**How to complete this task**
Every line in the data below that includes "label" belongs in the answer, copied as it stands.

(Data shown)

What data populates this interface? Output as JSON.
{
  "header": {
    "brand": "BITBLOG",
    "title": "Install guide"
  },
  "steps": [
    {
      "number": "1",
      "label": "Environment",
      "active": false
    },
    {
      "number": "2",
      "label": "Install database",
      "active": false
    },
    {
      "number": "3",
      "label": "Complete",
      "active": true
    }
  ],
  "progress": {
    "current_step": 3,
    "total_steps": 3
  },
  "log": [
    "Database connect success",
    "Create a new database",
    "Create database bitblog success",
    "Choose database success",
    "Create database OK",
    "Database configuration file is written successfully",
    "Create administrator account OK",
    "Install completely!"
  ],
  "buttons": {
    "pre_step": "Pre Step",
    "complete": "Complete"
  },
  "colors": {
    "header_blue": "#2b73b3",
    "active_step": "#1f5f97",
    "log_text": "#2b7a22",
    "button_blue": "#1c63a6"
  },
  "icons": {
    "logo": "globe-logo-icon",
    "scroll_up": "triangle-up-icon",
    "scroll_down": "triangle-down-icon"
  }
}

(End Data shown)

**Task result**
      "label": "Environment",
      "label": "Install database",
      "label": "Complete",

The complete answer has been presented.